[[ INPUT DATA open ]]

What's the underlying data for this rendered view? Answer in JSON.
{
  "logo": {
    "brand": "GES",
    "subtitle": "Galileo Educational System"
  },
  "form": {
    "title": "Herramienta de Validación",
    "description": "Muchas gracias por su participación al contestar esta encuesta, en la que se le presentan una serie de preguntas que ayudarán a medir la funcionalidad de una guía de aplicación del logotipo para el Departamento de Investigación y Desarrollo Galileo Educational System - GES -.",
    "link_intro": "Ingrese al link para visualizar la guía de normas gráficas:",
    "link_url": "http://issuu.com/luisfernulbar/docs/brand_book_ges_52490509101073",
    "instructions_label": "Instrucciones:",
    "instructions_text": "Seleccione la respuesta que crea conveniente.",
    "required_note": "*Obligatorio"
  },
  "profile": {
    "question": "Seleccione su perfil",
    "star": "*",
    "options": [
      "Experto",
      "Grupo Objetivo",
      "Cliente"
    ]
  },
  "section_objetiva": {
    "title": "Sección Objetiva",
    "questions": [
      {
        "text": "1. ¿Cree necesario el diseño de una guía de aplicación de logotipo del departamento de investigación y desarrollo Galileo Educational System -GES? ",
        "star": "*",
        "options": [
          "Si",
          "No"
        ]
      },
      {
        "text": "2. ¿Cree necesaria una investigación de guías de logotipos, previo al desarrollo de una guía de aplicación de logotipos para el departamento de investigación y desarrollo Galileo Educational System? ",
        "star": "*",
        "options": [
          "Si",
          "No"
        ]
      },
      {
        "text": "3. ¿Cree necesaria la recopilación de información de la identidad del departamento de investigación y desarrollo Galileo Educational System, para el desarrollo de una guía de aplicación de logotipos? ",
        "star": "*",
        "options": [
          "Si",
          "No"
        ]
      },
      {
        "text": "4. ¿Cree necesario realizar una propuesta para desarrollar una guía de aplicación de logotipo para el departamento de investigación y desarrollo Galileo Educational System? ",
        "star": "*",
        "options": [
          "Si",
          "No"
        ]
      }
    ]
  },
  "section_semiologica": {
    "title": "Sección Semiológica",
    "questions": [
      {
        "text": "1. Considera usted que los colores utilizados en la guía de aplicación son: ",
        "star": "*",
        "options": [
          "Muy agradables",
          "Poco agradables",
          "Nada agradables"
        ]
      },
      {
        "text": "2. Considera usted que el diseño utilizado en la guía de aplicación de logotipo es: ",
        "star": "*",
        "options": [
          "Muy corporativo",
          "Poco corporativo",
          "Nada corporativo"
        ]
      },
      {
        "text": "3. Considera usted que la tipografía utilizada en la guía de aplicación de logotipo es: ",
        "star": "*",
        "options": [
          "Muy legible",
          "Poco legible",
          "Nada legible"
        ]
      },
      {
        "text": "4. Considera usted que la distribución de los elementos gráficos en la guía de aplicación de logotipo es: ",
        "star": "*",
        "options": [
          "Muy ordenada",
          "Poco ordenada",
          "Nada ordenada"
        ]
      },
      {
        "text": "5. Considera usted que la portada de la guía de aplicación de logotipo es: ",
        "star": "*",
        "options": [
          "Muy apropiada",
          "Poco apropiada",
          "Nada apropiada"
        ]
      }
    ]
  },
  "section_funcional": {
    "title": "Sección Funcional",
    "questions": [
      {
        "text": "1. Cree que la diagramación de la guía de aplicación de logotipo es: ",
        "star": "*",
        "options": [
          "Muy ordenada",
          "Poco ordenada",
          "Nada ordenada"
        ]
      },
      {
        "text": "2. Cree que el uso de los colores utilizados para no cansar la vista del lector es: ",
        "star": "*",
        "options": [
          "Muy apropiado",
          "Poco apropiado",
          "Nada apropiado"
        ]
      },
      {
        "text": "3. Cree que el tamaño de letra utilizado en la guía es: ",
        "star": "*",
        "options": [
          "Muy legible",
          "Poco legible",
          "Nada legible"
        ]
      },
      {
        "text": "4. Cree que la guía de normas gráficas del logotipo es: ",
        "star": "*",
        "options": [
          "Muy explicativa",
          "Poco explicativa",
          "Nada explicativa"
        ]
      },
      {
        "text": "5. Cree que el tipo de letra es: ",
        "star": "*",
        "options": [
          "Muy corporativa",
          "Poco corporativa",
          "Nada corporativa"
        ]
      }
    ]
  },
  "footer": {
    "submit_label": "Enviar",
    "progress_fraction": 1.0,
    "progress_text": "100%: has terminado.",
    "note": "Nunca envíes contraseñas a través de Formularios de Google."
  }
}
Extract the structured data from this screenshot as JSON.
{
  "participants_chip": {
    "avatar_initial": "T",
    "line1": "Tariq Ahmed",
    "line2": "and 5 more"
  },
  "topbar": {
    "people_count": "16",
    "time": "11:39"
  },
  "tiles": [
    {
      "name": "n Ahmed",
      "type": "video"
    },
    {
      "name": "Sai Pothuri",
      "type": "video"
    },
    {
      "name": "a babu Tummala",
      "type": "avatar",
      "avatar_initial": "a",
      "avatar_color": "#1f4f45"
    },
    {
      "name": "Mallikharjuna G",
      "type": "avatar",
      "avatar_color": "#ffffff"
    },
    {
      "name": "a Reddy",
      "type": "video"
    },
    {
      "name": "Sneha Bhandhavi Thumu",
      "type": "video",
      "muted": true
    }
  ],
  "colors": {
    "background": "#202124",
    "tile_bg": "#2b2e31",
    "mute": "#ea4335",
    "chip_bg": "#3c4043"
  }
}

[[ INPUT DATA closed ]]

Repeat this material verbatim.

→ **FINAL ANSWER**
What's the underlying data for this rendered view? Answer in JSON.
{
  "logo": {
    "brand": "GES",
    "subtitle": "Galileo Educational System"
  },
  "form": {
    "title": "Herramienta de Validación",
    "description": "Muchas gracias por su participación al contestar esta encuesta, en la que se le presentan una serie de preguntas que ayudarán a medir la funcionalidad de una guía de aplicación del logotipo para el Departamento de Investigación y Desarrollo Galileo Educational System - GES -.",
    "link_intro": "Ingrese al link para visualizar la guía de normas gráficas:",
    "link_url": "http://issuu.com/luisfernulbar/docs/brand_book_ges_52490509101073",
    "instructions_label": "Instrucciones:",
    "instructions_text": "Seleccione la respuesta que crea conveniente.",
    "required_note": "*Obligatorio"
  },
  "profile": {
    "question": "Seleccione su perfil",
    "star": "*",
    "options": [
      "Experto",
      "Grupo Objetivo",
      "Cliente"
    ]
  },
  "section_objetiva": {
    "title": "Sección Objetiva",
    "questions": [
      {
        "text": "1. ¿Cree necesario el diseño de una guía de aplicación de logotipo del departamento de investigación y desarrollo Galileo Educational System -GES? ",
        "star": "*",
        "options": [
          "Si",
          "No"
        ]
      },
      {
        "text": "2. ¿Cree necesaria una investigación de guías de logotipos, previo al desarrollo de una guía de aplicación de logotipos para el departamento de investigación y desarrollo Galileo Educational System? ",
        "star": "*",
        "options": [
          "Si",
          "No"
        ]
      },
      {
        "text": "3. ¿Cree necesaria la recopilación de información de la identidad del departamento de investigación y desarrollo Galileo Educational System, para el desarrollo de una guía de aplicación de logotipos? ",
        "star": "*",
        "options": [
          "Si",
          "No"
        ]
      },
      {
        "text": "4. ¿Cree necesario realizar una propuesta para desarrollar una guía de aplicación de logotipo para el departamento de investigación y desarrollo Galileo Educational System? ",
        "star": "*",
        "options": [
          "Si",
          "No"
        ]
      }
    ]
  },
  "section_semiologica": {
    "title": "Sección Semiológica",
    "questions": [
      {
        "text": "1. Considera usted que los colores utilizados en la guía de aplicación son: ",
        "star": "*",
        "options": [
          "Muy agradables",
          "Poco agradables",
          "Nada agradables"
        ]
      },
      {
        "text": "2. Considera usted que el diseño utilizado en la guía de aplicación de logotipo es: ",
        "star": "*",
        "options": [
          "Muy corporativo",
          "Poco corporativo",
          "Nada corporativo"
        ]
      },
      {
        "text": "3. Considera usted que la tipografía utilizada en la guía de aplicación de logotipo es: ",
        "star": "*",
        "options": [
          "Muy legible",
          "Poco legible",
          "Nada legible"
        ]
      },
      {
        "text": "4. Considera usted que la distribución de los elementos gráficos en la guía de aplicación de logotipo es: ",
        "star": "*",
        "options": [
          "Muy ordenada",
          "Poco ordenada",
          "Nada ordenada"
        ]
      },
      {
        "text": "5. Considera usted que la portada de la guía de aplicación de logotipo es: ",
        "star": "*",
        "options": [
          "Muy apropiada",
          "Poco apropiada",
          "Nada apropiada"
        ]
      }
    ]
  },
  "section_funcional": {
    "title": "Sección Funcional",
    "questions": [
      {
        "text": "1. Cree que la diagramación de la guía de aplicación de logotipo es: ",
        "star": "*",
        "options": [
          "Muy ordenada",
          "Poco ordenada",
          "Nada ordenada"
        ]
      },
      {
        "text": "2. Cree que el uso de los colores utilizados para no cansar la vista del lector es: ",
        "star": "*",
        "options": [
          "Muy apropiado",
          "Poco apropiado",
          "Nada apropiado"
        ]
      },
      {
        "text": "3. Cree que el tamaño de letra utilizado en la guía es: ",
        "star": "*",
        "options": [
          "Muy legible",
          "Poco legible",
          "Nada legible"
        ]
      },
      {
        "text": "4. Cree que la guía de normas gráficas del logotipo es: ",
        "star": "*",
        "options": [
          "Muy explicativa",
          "Poco explicativa",
          "Nada explicativa"
        ]
      },
      {
        "text": "5. Cree que el tipo de letra es: ",
        "star": "*",
        "options": [
          "Muy corporativa",
          "Poco corporativa",
          "Nada corporativa"
        ]
      }
    ]
  },
  "footer": {
    "submit_label": "Enviar",
    "progress_fraction": 1.0,
    "progress_text": "100%: has terminado.",
    "note": "Nunca envíes contraseñas a través de Formularios de Google."
  }
}
Extract the structured data from this screenshot as JSON.
{
  "participants_chip": {
    "avatar_initial": "T",
    "line1": "Tariq Ahmed",
    "line2": "and 5 more"
  },
  "topbar": {
    "people_count": "16",
    "time": "11:39"
  },
  "tiles": [
    {
      "name": "n Ahmed",
      "type": "video"
    },
    {
      "name": "Sai Pothuri",
      "type": "video"
    },
    {
      "name": "a babu Tummala",
      "type": "avatar",
      "avatar_initial": "a",
      "avatar_color": "#1f4f45"
    },
    {
      "name": "Mallikharjuna G",
      "type": "avatar",
      "avatar_color": "#ffffff"
    },
    {
      "name": "a Reddy",
      "type": "video"
    },
    {
      "name": "Sneha Bhandhavi Thumu",
      "type": "video",
      "muted": true
    }
  ],
  "colors": {
    "background": "#202124",
    "tile_bg": "#2b2e31",
    "mute": "#ea4335",
    "chip_bg": "#3c4043"
  }
}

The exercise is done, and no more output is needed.